Susan Rosenberg, UPS Public Relations Director, says her company employs “many retirees who are looking for the next chapter and seek reduced hours that have benefits.” The primary part-time positions, she notes, are for package handlers who load, unload or sort within the operations.
“Age isn’t really an issue; its ability and desire to do the job,” says Rosenberg.
Part-time UPS employees must work only 15 hours a week to be eligible for health benefits.
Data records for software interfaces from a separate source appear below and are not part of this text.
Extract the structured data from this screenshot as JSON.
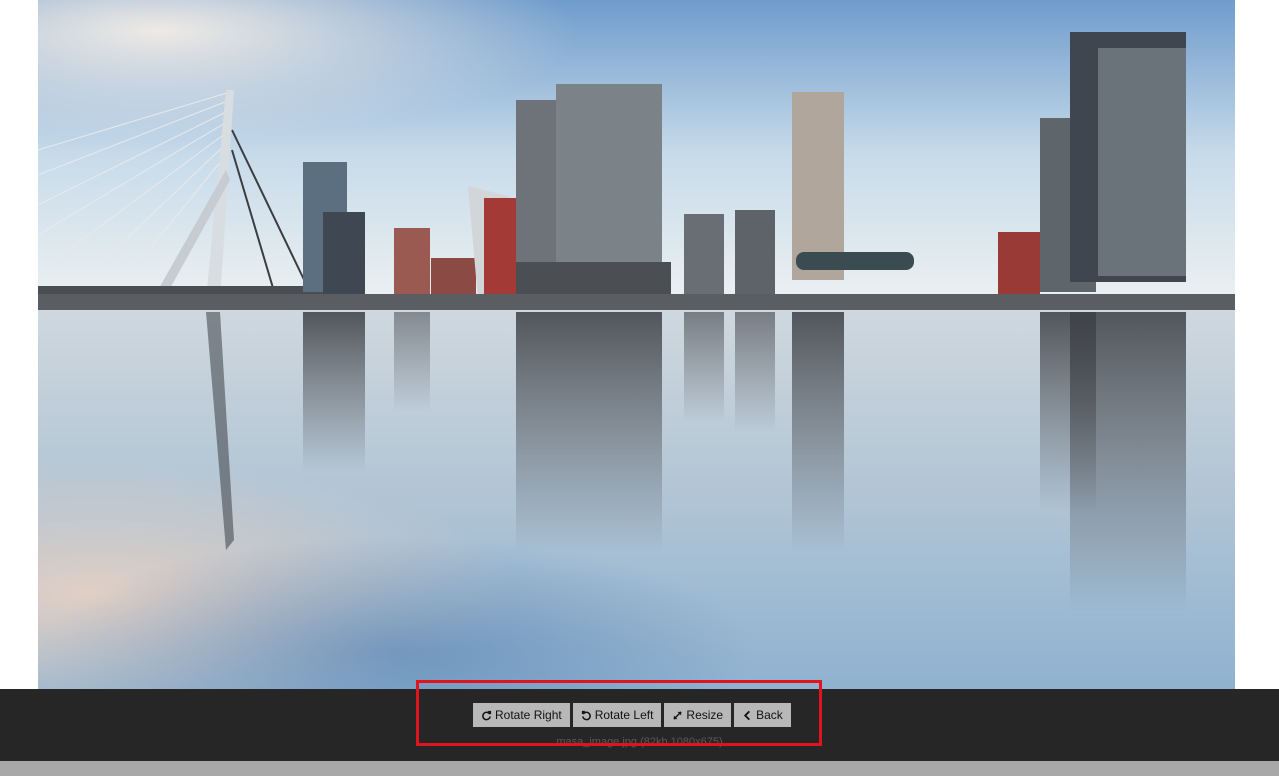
{
  "image": {
    "alt": "rotterdam skyline reflection",
    "subject": "City skyline with cable-stayed bridge and high-rise towers reflected in calm water"
  },
  "toolbar": {
    "buttons": [
      {
        "label": "Rotate Right",
        "icon": "rotate-right-icon"
      },
      {
        "label": "Rotate Left",
        "icon": "rotate-left-icon"
      },
      {
        "label": "Resize",
        "icon": "resize-icon"
      },
      {
        "label": "Back",
        "icon": "chevron-left-icon"
      }
    ],
    "caption": "masa_image.jpg (82kb 1080x675)"
  },
  "colors": {
    "toolbar_bg": "#262626",
    "button_bg": "#b8b8b8",
    "highlight": "#e0141e"
  }
}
Coverage begins on the first day of the first full pay period following 30 days of employment and includes health, dental, vision and life insurance, as well as a discounted prescription drug program.
And if you’d like to take college classes when you’re not working at UPS part-time, the company offers $5,250 in annual tuition assistance, up to $25,000 during employment there.
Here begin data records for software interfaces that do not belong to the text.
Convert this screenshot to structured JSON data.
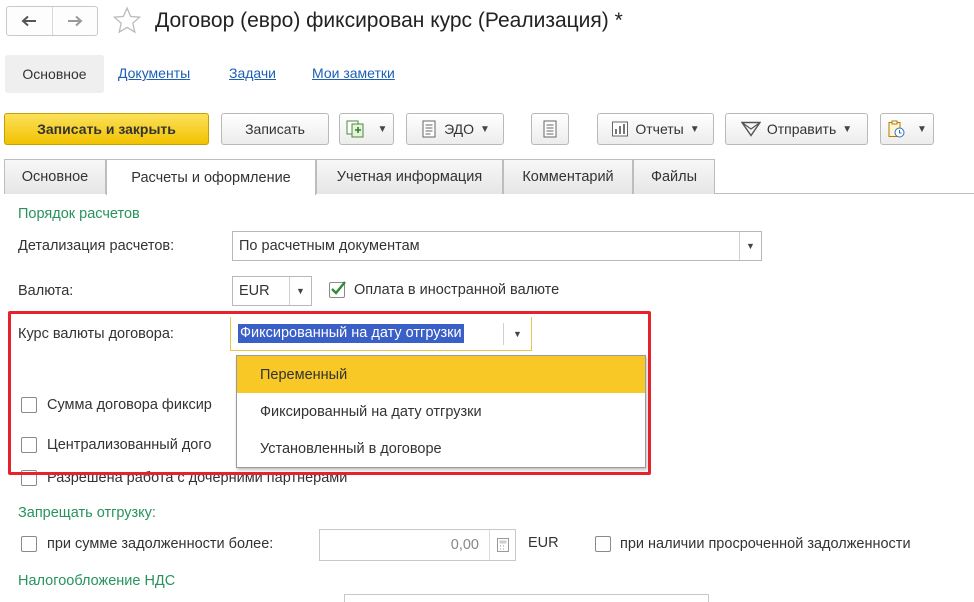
{
  "window": {
    "title": "Договор (евро) фиксирован курс (Реализация) *",
    "nav": {
      "back_icon": "arrow-left-icon",
      "forward_icon": "arrow-right-icon",
      "favorite_icon": "star-icon"
    }
  },
  "top_links": {
    "active": "Основное",
    "items": [
      "Документы",
      "Задачи",
      "Мои заметки"
    ]
  },
  "toolbar": {
    "save_close": "Записать и закрыть",
    "save": "Записать",
    "edo": "ЭДО",
    "reports": "Отчеты",
    "send": "Отправить"
  },
  "tabs": [
    "Основное",
    "Расчеты и оформление",
    "Учетная информация",
    "Комментарий",
    "Файлы"
  ],
  "active_tab": "Расчеты и оформление",
  "form": {
    "section_payment_order": "Порядок расчетов",
    "detail_label": "Детализация расчетов:",
    "detail_value": "По расчетным документам",
    "currency_label": "Валюта:",
    "currency_value": "EUR",
    "foreign_payment_label": "Оплата в иностранной валюте",
    "foreign_payment_checked": true,
    "rate_label": "Курс валюты договора:",
    "rate_value": "Фиксированный на дату отгрузки",
    "rate_options": [
      "Переменный",
      "Фиксированный на дату отгрузки",
      "Установленный в договоре"
    ],
    "rate_highlighted_option": "Переменный",
    "checkbox_fixed_sum": "Сумма договора фиксир",
    "checkbox_centralized": "Централизованный дого",
    "checkbox_subsidiaries": "Разрешена работа с дочерними партнерами",
    "section_prohibit": "Запрещать отгрузку:",
    "debt_more_label": "при сумме задолженности более:",
    "debt_amount": "0,00",
    "debt_currency": "EUR",
    "overdue_label": "при наличии просроченной задолженности",
    "section_vat": "Налогообложение НДС"
  },
  "colors": {
    "accent_green": "#27935c",
    "link_blue": "#1d5fb4",
    "primary_yellow": "#f2c200",
    "highlight_red": "#e8222a",
    "selection_blue": "#3a5fc7"
  }
}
The company also has eldercare spending accounts to help reduce your caregiving costs and lets qualifying part-timers buy UPS stock at a discount.
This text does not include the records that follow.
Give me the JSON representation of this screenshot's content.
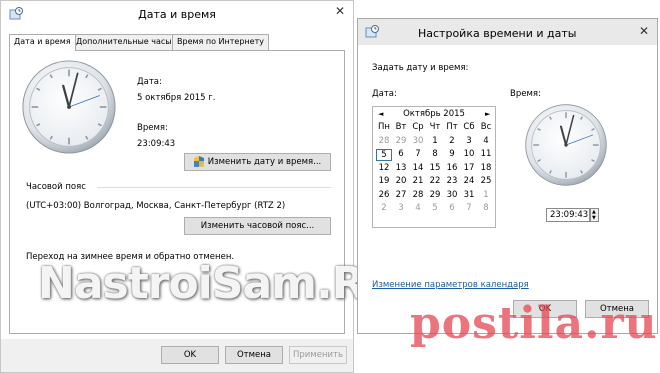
{
  "left_window": {
    "title": "Дата и время",
    "close_glyph": "✕",
    "tabs": [
      {
        "label": "Дата и время"
      },
      {
        "label": "Дополнительные часы"
      },
      {
        "label": "Время по Интернету"
      }
    ],
    "date_label": "Дата:",
    "date_value": "5 октября 2015 г.",
    "time_label": "Время:",
    "time_value": "23:09:43",
    "change_datetime_button": "Изменить дату и время...",
    "timezone_header": "Часовой пояс",
    "timezone_value": "(UTC+03:00) Волгоград, Москва, Санкт-Петербург (RTZ 2)",
    "change_timezone_button": "Изменить часовой пояс...",
    "dst_note": "Переход на зимнее время и обратно отменен.",
    "ok_button": "OK",
    "cancel_button": "Отмена",
    "apply_button": "Применить"
  },
  "watermark_left": "NastroiSam.RU",
  "right_window": {
    "title": "Настройка времени и даты",
    "close_glyph": "✕",
    "instruction": "Задать дату и время:",
    "date_label": "Дата:",
    "time_label": "Время:",
    "calendar": {
      "month": "Октябрь 2015",
      "prev": "◄",
      "next": "►",
      "weekdays": [
        "Пн",
        "Вт",
        "Ср",
        "Чт",
        "Пт",
        "Сб",
        "Вс"
      ],
      "weeks": [
        [
          "28",
          "29",
          "30",
          "1",
          "2",
          "3",
          "4"
        ],
        [
          "5",
          "6",
          "7",
          "8",
          "9",
          "10",
          "11"
        ],
        [
          "12",
          "13",
          "14",
          "15",
          "16",
          "17",
          "18"
        ],
        [
          "19",
          "20",
          "21",
          "22",
          "23",
          "24",
          "25"
        ],
        [
          "26",
          "27",
          "28",
          "29",
          "30",
          "31",
          "1"
        ],
        [
          "2",
          "3",
          "4",
          "5",
          "6",
          "7",
          "8"
        ]
      ],
      "selected": "5"
    },
    "time_value": "23:09:43",
    "spin_up": "▲",
    "spin_down": "▼",
    "calendar_settings_link": "Изменение параметров календаря",
    "ok_button": "OK",
    "cancel_button": "Отмена"
  },
  "watermark_right": "postila.ru",
  "colors": {
    "accent": "#1a5aa6",
    "button_bg": "#e1e1e1",
    "bar_bg": "#f0f0f0"
  }
}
Look here for a detailed description of UPS benefits and eligibility requirements.
If you enjoy the great outdoors, REI — the outdoor recreation gear, sporting good and clothing giant — might be a good place for your part-time work in retirement.
The company subsidizes up to 96 percent of insurance premiums for employees who work 20 hours or more a week, pays the full cost of basic life and disability insurance and offers vision and dental insurance.
REI also lets part-timers contribute up to 75 percent of pay to the company’s 401(k), with a match that starts at 3 percent and increases 1 percent per year of employment; maximum employer match: 10 percent. (You need to be in the plan for at least five years to keep the employer match money.) The annual employee contribution amount for people 50 and older tops out at $22,500.
If you’re a nature-lover, REI’s 50 percent discount on gear may be motivation enough to work part-time for the company.
Another perk: REI offers a 50 percent, pre-tax subsidy for commuting on public transportation.
Look here for a detailed description of REI benefits and eligibility requirements.
Whole Foods Market
The popular grocery chain Whole Foods “welcomes people seeking part-time employment,” says Michael Silverman of the company’s public relations department.
If you work there 20 hours a week or more, after 800 hours (that’s 10 months of 20 hours a week) you have access to the firm's 401(k), plus a 20 percent discount on most in-store purchases. The company also shares its wealth through stock options (for part-timers wh've worked the equivalent of three years full-time) and a "gainsharing" program that rewards teams based on performance. As a recent Bloomberg BusinessWeek article noted, the Whole Foods 401(k) isn’t especially generous, though. The maximum company match is just $152 a year and you need to work there a year to receive any match.
Part-timers who work at Whole Foods for 20 to 29.99 hours per week are also eligible to receive health insurance and contribute to Health Savings Accounts.
Look here for a detailed description of Whole Foods benefits and eligibility requirements.
The Container Store
Next Avenue recently republished an article by Café.com’s Deborah Copaken about getting rejected for a job at The Container Store at 48. But the chain’s spokeswoman Casey Shilling says her company is “always looking for great employees of any age, career background and life experience that can make connections with our time-starved customers and who are eager to be part of a team that delivers exceptional customer service.”
The Container Store provides part-time employees with medical, dental, life and vision insurance, as well as short-and long-term disability insurance. (Life insurance coverage is extended to domestic partners and common-law spouses). The company offers discounted pet insurance, too.
Employees are eligible to participate in The Container Store’s 401(k) plan after working there 11 months and can contribute between 1 and 80 percent of gross pay. There’s a 4 percent employer match.
You can also get a 40 percent discount on merchandise and 30 percent off installation fees.
Look here for a detailed description of Container Store benefits and eligibility requirements.
Clair Jones is a freelance journalist who loves to write about career and business trends, lifestyle advice, technology and travel. Keep in touch with Clair on Google+ and Twitter.